In June 2020 this was agreed with UK/English government and we were, as High Street Arcades, listed in the government’s Shops Guidance for Non-essential retail. Number 10, with three days’ notice, then told us via DCMS that we would not be allowed to open on June 15th alongside other retailers, on the clear misunderstanding that High Street Arcades were like those found at the seaside and full of people. It was claimed we had multiple hard surfaces posing a heightened risk of transmission and furthermore AGCs could not be delineated in the legislation which referred to amusement arcades which therefore covered both Adult Gaming Centres and Family Entertainment Centres.

These arguments did not stack up then and they do not now:

The government should clarify that Adult Gaming Centres are non-essential retail and amend the current legislation on Tiering/Levelling accordingly. This classification is now more important than ever as we come out of national lockdown in the coming months. The Adult Gaming Centre sector is also prepared to implement a similar range of restrictions to betting shops and we can achieve the equivalent.


Re-opening our venues at the earliest opportunity:


Regarding our seaside Family Entertainment Centres, these venues are seasonal and have missed an entire year of their peak trading times – Easter, Summer, and numerous Bank Holidays. The survival of many seaside arcades is on a knife edge, and as we approach Easter and better weather, we simply cannot have two seasons in a row of no trading – it would effectively be the end of the industry. We are urging the government to ensure this part of the sector is also able to re-open as soon as possible, and to ensure a full re-opening as we approach peak trading season for these seaside arcades.


Furthermore, our supply chain is at real risk of collapse and a number of our members are unlikely to survive this crisis. It is therefore even more critical to re-open premises and kick-start the amusement industry again.


We want to support the government’s work to tackle the virus and re-build the economy. With that in mind, our approach has always been to put the safety of staff and the public first. Bacta members have invested extensively in staff training, social distancing, and hygiene measures in line with government guidance.


We have been in regular contact with colleagues across government to demonstrate how our members have made their venues Covid-secure and the importance of re-opening to their long-term viability, and we hope the sector will be considered for re-opening at the earliest possibility given all the sector has had to endure over the past 10 months.



Business Loan Schemes
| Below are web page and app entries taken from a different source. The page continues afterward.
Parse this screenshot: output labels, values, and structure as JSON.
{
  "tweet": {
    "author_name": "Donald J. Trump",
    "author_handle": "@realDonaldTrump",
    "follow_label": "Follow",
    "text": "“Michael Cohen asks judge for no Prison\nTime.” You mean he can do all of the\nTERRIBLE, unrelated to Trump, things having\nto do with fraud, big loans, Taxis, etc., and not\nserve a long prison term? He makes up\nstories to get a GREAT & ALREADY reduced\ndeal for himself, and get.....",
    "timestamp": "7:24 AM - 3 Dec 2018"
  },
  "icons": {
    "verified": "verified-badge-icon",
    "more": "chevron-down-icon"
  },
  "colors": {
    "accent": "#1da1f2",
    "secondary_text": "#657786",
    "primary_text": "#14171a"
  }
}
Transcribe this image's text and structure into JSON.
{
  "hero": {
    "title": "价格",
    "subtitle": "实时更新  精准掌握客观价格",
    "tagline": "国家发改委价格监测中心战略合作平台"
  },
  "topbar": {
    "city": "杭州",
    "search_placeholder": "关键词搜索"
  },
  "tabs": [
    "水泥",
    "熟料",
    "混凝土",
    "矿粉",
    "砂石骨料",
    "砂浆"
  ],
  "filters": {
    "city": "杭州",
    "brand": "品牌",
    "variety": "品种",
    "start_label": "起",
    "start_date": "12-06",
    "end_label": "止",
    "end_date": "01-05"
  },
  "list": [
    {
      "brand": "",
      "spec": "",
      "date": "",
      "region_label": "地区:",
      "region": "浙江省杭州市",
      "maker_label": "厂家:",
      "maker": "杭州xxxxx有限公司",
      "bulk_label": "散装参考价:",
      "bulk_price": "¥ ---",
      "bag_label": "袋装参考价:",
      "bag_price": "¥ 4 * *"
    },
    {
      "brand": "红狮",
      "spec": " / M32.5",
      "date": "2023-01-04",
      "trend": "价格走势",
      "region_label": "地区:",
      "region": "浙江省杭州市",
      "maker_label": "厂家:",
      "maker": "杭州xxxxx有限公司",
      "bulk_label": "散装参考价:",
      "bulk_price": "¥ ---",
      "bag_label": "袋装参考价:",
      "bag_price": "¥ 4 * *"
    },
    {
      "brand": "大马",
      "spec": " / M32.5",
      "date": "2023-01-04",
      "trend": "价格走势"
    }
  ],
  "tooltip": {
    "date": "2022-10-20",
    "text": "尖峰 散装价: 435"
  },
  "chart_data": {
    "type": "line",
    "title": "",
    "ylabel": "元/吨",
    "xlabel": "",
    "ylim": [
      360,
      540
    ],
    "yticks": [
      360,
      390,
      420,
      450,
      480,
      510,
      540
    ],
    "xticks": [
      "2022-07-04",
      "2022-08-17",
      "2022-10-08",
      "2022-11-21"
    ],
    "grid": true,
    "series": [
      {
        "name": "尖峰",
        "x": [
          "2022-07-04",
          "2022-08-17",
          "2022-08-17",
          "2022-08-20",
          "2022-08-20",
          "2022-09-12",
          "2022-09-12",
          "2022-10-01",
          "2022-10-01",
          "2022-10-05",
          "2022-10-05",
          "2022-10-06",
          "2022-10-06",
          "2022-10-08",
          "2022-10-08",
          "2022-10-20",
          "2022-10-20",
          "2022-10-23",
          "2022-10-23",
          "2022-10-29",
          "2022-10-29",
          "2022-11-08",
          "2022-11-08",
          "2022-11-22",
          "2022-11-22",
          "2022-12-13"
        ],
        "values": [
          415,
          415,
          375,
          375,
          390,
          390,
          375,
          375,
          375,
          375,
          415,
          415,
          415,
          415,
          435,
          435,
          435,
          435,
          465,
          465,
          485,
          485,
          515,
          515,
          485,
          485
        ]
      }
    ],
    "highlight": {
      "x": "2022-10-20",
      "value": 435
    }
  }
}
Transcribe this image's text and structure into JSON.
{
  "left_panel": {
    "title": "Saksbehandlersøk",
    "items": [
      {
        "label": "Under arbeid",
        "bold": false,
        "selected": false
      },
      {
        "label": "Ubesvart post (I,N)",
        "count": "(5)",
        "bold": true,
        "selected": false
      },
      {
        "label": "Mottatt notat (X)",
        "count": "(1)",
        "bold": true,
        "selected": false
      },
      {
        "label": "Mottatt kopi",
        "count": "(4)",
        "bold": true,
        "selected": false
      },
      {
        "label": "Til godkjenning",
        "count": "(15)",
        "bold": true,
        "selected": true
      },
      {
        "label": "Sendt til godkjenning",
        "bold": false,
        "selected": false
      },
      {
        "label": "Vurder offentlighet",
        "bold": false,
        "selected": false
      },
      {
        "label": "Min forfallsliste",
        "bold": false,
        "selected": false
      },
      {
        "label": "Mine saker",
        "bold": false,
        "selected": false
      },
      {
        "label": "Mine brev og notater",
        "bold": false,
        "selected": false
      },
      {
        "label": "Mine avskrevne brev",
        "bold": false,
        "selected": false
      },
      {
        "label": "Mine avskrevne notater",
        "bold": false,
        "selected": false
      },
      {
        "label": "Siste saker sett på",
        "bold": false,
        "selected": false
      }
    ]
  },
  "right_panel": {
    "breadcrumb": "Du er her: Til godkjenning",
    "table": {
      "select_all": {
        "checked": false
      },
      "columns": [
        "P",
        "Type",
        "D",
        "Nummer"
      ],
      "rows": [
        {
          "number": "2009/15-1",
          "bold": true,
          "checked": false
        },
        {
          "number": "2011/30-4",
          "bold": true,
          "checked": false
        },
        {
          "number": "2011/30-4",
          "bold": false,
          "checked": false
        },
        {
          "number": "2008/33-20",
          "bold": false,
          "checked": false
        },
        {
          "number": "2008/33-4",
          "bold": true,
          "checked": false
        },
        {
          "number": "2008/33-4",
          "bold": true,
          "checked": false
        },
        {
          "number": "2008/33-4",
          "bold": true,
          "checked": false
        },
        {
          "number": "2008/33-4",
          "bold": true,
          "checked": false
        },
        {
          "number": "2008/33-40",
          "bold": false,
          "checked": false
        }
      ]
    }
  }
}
The Bounce Back Loans have been popular and worked well. The various CBILS schemes have been less successful. It has taken far too long for applications to be processed.  In a number of cases loans have been refused for reasons it is difficult to fathom or because bacta members are deemed to be in the gambling business – which putatively contravenes some banks’ CSR policies. It is our opinion that where the government has backed the loan it is wrong for banks to apply conditions that were absent from the government Guarantee.

A number of our members are now being told they have to pay off their existing CBILS loans before taking out new ones.  Repayments in any case will not start until April on the anniversary for the scheme being launched.

There is going to be increasing demand for extra loans as the lockdown has and will extend far beyond where anyone expected.  Banks must continue to support the economy.


Business Rates Relief extension

Employment and premises costs are the two largest fixed or semi-fixed costs for nearly all businesses.  The CJRS has been enormously helpful to businesses as has rates relief in the hospitality and leisure sector.

A cliff edge end to both these supports will be catastrophic.  They need to be phased out as the economy recovers from the current pandemic and businesses begin to generate the revenue that will allow them once again to meet their costs.


An extension of business rates relief beyond the current extension which is due to expire in April is therefore critical. Whilst optimally, relief should be extended for a further year for the retail, leisure, and hospitality sector of which we are a part, even half a years’ extension would help the high street which is on its knees.

January 2021